What Americans Actually Do All Day Long, In 2 Graphics is the newest one, just published at NPR.
How Do You Spend Your Time? is a neat Wall Street Journal interactive from this year (2012), too. It’s based on Bureau of Labor Statistics data showing how the average American…spends his/her day. The difference in this one, though, is first you put your own data in saying how you spend your day. After you submit it, you’re compared with the average info.
In 2012, The Wall Street Journal has published a very accessible infographic titled At Work And At Play. It shows, by ethnicity, how Americans spend their work and leisure time. The data comes from the U.S. Department of Labor.
How The Average American Spends Their Day is a series of infographics showing how the average man, woman, and teenager spends their days. It’s a simplifed version of the next NY Times infographic.
The New York Times published a fascinating infographic titled How Different Groups Spend Their Day in 2009. Here’s how they describe it: “The American Time Use Survey asks thousands of American residents to recall every minute of a day.
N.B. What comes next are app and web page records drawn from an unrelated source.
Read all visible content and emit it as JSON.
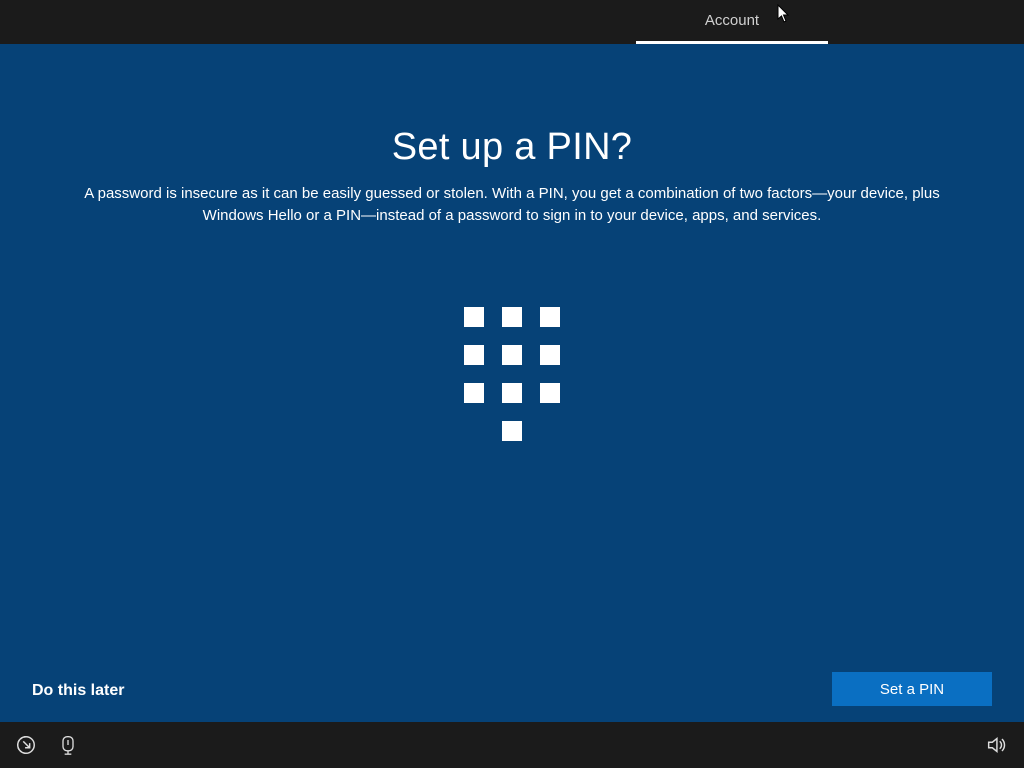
{
  "topbar": {
    "active_tab": "Account"
  },
  "main": {
    "title": "Set up a PIN?",
    "description": "A password is insecure as it can be easily guessed or stolen. With a PIN, you get a combination of two factors—your device, plus Windows Hello or a PIN—instead of a password to sign in to your device, apps, and services."
  },
  "actions": {
    "skip_label": "Do this later",
    "primary_label": "Set a PIN"
  },
  "icons": {
    "ease_of_access": "ease-of-access-icon",
    "ime": "ime-icon",
    "volume": "volume-icon"
  }
}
Here is how people over age 15 spent their time in 2008.” It actually shows what people did every hour of everyday — sleeping, watching TV, eating, etc. And the numbers are divided by ethnicity, age, education-background and more. I could easily see having my students first do a similar analysis of their days and then comparing it to this infographic. This one seems to have a different source of data than the Wall Street Journal visualizations use.
Here’s one on how they spend their money:
Feedback is always welcome.
If you found this post useful, you might want to consider subscribing to this blog for free.
You might also want to explore over 900 other “The Best…” lists I’ve compiled.